- Work order: Write the data out again exactly and in full.
(Working data begins)
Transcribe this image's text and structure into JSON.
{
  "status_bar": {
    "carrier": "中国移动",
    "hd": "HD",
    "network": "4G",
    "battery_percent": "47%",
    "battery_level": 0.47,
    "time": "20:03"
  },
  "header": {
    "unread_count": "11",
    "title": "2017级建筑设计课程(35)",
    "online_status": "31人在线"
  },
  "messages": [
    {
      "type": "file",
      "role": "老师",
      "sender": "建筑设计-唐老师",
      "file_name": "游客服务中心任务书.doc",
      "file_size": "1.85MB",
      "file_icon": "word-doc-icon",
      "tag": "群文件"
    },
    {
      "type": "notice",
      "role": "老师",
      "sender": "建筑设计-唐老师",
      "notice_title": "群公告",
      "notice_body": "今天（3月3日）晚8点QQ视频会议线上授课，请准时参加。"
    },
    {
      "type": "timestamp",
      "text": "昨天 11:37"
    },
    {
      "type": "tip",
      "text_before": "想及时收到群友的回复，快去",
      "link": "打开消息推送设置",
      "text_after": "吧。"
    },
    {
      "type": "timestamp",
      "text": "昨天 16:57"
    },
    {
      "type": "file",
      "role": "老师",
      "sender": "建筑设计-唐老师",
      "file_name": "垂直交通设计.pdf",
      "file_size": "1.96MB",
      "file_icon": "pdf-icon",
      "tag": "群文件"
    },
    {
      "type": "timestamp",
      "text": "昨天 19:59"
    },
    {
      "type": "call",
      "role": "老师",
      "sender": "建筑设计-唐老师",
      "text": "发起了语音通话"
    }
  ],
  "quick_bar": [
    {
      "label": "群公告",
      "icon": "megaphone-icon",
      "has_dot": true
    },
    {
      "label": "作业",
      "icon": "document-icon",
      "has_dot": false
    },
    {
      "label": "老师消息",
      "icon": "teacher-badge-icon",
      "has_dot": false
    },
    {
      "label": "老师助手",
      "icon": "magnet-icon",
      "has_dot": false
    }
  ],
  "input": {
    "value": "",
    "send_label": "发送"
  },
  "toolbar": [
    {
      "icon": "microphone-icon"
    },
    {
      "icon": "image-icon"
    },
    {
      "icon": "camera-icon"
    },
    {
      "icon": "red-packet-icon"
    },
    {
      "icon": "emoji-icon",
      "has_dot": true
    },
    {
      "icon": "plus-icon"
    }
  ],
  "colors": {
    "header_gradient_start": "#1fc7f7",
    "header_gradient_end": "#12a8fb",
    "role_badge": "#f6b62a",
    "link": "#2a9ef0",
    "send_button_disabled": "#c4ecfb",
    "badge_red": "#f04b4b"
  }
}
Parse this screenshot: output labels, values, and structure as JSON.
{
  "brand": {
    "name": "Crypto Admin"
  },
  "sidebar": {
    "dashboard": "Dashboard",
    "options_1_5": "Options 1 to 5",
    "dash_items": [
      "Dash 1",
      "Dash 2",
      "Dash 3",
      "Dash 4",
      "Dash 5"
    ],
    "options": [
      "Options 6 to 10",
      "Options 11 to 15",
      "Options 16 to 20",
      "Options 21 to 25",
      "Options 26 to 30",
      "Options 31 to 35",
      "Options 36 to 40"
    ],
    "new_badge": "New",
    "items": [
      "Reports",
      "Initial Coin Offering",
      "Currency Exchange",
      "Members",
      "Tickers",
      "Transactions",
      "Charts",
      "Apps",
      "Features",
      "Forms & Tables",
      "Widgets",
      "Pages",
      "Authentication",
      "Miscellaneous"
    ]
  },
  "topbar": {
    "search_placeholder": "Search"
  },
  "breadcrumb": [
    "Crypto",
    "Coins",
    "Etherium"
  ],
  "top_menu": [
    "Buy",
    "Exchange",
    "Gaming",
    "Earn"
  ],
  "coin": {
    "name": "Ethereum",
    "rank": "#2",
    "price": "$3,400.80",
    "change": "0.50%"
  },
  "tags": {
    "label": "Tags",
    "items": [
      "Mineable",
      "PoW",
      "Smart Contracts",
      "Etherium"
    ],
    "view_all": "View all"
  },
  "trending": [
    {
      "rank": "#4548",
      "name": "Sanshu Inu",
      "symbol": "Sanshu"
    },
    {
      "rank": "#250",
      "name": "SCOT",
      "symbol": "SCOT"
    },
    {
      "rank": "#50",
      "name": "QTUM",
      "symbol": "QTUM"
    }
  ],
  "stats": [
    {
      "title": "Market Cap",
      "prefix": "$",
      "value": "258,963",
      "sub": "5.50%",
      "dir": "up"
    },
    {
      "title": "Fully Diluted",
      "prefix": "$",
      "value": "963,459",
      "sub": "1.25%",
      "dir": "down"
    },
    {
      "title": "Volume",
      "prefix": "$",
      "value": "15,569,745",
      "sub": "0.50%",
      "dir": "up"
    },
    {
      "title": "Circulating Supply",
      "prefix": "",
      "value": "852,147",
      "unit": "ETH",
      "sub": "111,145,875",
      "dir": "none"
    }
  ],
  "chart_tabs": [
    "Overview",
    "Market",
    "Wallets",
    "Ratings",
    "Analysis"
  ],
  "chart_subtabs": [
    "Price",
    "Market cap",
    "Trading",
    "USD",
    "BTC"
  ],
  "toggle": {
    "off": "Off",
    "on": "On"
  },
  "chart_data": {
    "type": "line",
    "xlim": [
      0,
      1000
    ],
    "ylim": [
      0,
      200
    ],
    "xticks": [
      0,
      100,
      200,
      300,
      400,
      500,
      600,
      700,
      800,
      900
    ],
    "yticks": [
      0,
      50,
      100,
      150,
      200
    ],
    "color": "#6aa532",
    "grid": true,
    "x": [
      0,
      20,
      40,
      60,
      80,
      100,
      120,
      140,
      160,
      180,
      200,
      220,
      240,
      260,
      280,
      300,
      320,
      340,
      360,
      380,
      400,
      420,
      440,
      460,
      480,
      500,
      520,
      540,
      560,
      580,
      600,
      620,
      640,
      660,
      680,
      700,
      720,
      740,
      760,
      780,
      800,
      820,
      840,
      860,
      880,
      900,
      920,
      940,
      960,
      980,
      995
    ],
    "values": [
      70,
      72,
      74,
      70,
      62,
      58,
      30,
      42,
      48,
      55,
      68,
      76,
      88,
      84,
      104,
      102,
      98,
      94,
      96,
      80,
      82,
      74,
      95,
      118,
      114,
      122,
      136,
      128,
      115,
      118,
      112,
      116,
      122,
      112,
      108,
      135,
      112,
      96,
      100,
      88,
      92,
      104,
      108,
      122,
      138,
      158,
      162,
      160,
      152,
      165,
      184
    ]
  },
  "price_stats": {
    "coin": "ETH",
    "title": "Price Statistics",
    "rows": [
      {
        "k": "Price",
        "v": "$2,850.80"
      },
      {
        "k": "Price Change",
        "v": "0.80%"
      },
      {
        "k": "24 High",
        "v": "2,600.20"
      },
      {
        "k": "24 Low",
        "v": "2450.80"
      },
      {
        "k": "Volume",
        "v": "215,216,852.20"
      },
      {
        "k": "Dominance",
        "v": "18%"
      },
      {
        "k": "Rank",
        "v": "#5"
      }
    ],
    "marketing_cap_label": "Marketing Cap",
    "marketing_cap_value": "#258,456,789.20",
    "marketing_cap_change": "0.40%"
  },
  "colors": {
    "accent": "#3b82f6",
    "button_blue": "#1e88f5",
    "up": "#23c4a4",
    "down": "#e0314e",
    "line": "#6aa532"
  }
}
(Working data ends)
- Response box:
Transcribe this image's text and structure into JSON.
{
  "status_bar": {
    "carrier": "中国移动",
    "hd": "HD",
    "network": "4G",
    "battery_percent": "47%",
    "battery_level": 0.47,
    "time": "20:03"
  },
  "header": {
    "unread_count": "11",
    "title": "2017级建筑设计课程(35)",
    "online_status": "31人在线"
  },
  "messages": [
    {
      "type": "file",
      "role": "老师",
      "sender": "建筑设计-唐老师",
      "file_name": "游客服务中心任务书.doc",
      "file_size": "1.85MB",
      "file_icon": "word-doc-icon",
      "tag": "群文件"
    },
    {
      "type": "notice",
      "role": "老师",
      "sender": "建筑设计-唐老师",
      "notice_title": "群公告",
      "notice_body": "今天（3月3日）晚8点QQ视频会议线上授课，请准时参加。"
    },
    {
      "type": "timestamp",
      "text": "昨天 11:37"
    },
    {
      "type": "tip",
      "text_before": "想及时收到群友的回复，快去",
      "link": "打开消息推送设置",
      "text_after": "吧。"
    },
    {
      "type": "timestamp",
      "text": "昨天 16:57"
    },
    {
      "type": "file",
      "role": "老师",
      "sender": "建筑设计-唐老师",
      "file_name": "垂直交通设计.pdf",
      "file_size": "1.96MB",
      "file_icon": "pdf-icon",
      "tag": "群文件"
    },
    {
      "type": "timestamp",
      "text": "昨天 19:59"
    },
    {
      "type": "call",
      "role": "老师",
      "sender": "建筑设计-唐老师",
      "text": "发起了语音通话"
    }
  ],
  "quick_bar": [
    {
      "label": "群公告",
      "icon": "megaphone-icon",
      "has_dot": true
    },
    {
      "label": "作业",
      "icon": "document-icon",
      "has_dot": false
    },
    {
      "label": "老师消息",
      "icon": "teacher-badge-icon",
      "has_dot": false
    },
    {
      "label": "老师助手",
      "icon": "magnet-icon",
      "has_dot": false
    }
  ],
  "input": {
    "value": "",
    "send_label": "发送"
  },
  "toolbar": [
    {
      "icon": "microphone-icon"
    },
    {
      "icon": "image-icon"
    },
    {
      "icon": "camera-icon"
    },
    {
      "icon": "red-packet-icon"
    },
    {
      "icon": "emoji-icon",
      "has_dot": true
    },
    {
      "icon": "plus-icon"
    }
  ],
  "colors": {
    "header_gradient_start": "#1fc7f7",
    "header_gradient_end": "#12a8fb",
    "role_badge": "#f6b62a",
    "link": "#2a9ef0",
    "send_button_disabled": "#c4ecfb",
    "badge_red": "#f04b4b"
  }
}
Parse this screenshot: output labels, values, and structure as JSON.
{
  "brand": {
    "name": "Crypto Admin"
  },
  "sidebar": {
    "dashboard": "Dashboard",
    "options_1_5": "Options 1 to 5",
    "dash_items": [
      "Dash 1",
      "Dash 2",
      "Dash 3",
      "Dash 4",
      "Dash 5"
    ],
    "options": [
      "Options 6 to 10",
      "Options 11 to 15",
      "Options 16 to 20",
      "Options 21 to 25",
      "Options 26 to 30",
      "Options 31 to 35",
      "Options 36 to 40"
    ],
    "new_badge": "New",
    "items": [
      "Reports",
      "Initial Coin Offering",
      "Currency Exchange",
      "Members",
      "Tickers",
      "Transactions",
      "Charts",
      "Apps",
      "Features",
      "Forms & Tables",
      "Widgets",
      "Pages",
      "Authentication",
      "Miscellaneous"
    ]
  },
  "topbar": {
    "search_placeholder": "Search"
  },
  "breadcrumb": [
    "Crypto",
    "Coins",
    "Etherium"
  ],
  "top_menu": [
    "Buy",
    "Exchange",
    "Gaming",
    "Earn"
  ],
  "coin": {
    "name": "Ethereum",
    "rank": "#2",
    "price": "$3,400.80",
    "change": "0.50%"
  },
  "tags": {
    "label": "Tags",
    "items": [
      "Mineable",
      "PoW",
      "Smart Contracts",
      "Etherium"
    ],
    "view_all": "View all"
  },
  "trending": [
    {
      "rank": "#4548",
      "name": "Sanshu Inu",
      "symbol": "Sanshu"
    },
    {
      "rank": "#250",
      "name": "SCOT",
      "symbol": "SCOT"
    },
    {
      "rank": "#50",
      "name": "QTUM",
      "symbol": "QTUM"
    }
  ],
  "stats": [
    {
      "title": "Market Cap",
      "prefix": "$",
      "value": "258,963",
      "sub": "5.50%",
      "dir": "up"
    },
    {
      "title": "Fully Diluted",
      "prefix": "$",
      "value": "963,459",
      "sub": "1.25%",
      "dir": "down"
    },
    {
      "title": "Volume",
      "prefix": "$",
      "value": "15,569,745",
      "sub": "0.50%",
      "dir": "up"
    },
    {
      "title": "Circulating Supply",
      "prefix": "",
      "value": "852,147",
      "unit": "ETH",
      "sub": "111,145,875",
      "dir": "none"
    }
  ],
  "chart_tabs": [
    "Overview",
    "Market",
    "Wallets",
    "Ratings",
    "Analysis"
  ],
  "chart_subtabs": [
    "Price",
    "Market cap",
    "Trading",
    "USD",
    "BTC"
  ],
  "toggle": {
    "off": "Off",
    "on": "On"
  },
  "chart_data": {
    "type": "line",
    "xlim": [
      0,
      1000
    ],
    "ylim": [
      0,
      200
    ],
    "xticks": [
      0,
      100,
      200,
      300,
      400,
      500,
      600,
      700,
      800,
      900
    ],
    "yticks": [
      0,
      50,
      100,
      150,
      200
    ],
    "color": "#6aa532",
    "grid": true,
    "x": [
      0,
      20,
      40,
      60,
      80,
      100,
      120,
      140,
      160,
      180,
      200,
      220,
      240,
      260,
      280,
      300,
      320,
      340,
      360,
      380,
      400,
      420,
      440,
      460,
      480,
      500,
      520,
      540,
      560,
      580,
      600,
      620,
      640,
      660,
      680,
      700,
      720,
      740,
      760,
      780,
      800,
      820,
      840,
      860,
      880,
      900,
      920,
      940,
      960,
      980,
      995
    ],
    "values": [
      70,
      72,
      74,
      70,
      62,
      58,
      30,
      42,
      48,
      55,
      68,
      76,
      88,
      84,
      104,
      102,
      98,
      94,
      96,
      80,
      82,
      74,
      95,
      118,
      114,
      122,
      136,
      128,
      115,
      118,
      112,
      116,
      122,
      112,
      108,
      135,
      112,
      96,
      100,
      88,
      92,
      104,
      108,
      122,
      138,
      158,
      162,
      160,
      152,
      165,
      184
    ]
  },
  "price_stats": {
    "coin": "ETH",
    "title": "Price Statistics",
    "rows": [
      {
        "k": "Price",
        "v": "$2,850.80"
      },
      {
        "k": "Price Change",
        "v": "0.80%"
      },
      {
        "k": "24 High",
        "v": "2,600.20"
      },
      {
        "k": "24 Low",
        "v": "2450.80"
      },
      {
        "k": "Volume",
        "v": "215,216,852.20"
      },
      {
        "k": "Dominance",
        "v": "18%"
      },
      {
        "k": "Rank",
        "v": "#5"
      }
    ],
    "marketing_cap_label": "Marketing Cap",
    "marketing_cap_value": "#258,456,789.20",
    "marketing_cap_change": "0.40%"
  },
  "colors": {
    "accent": "#3b82f6",
    "button_blue": "#1e88f5",
    "up": "#23c4a4",
    "down": "#e0314e",
    "line": "#6aa532"
  }
}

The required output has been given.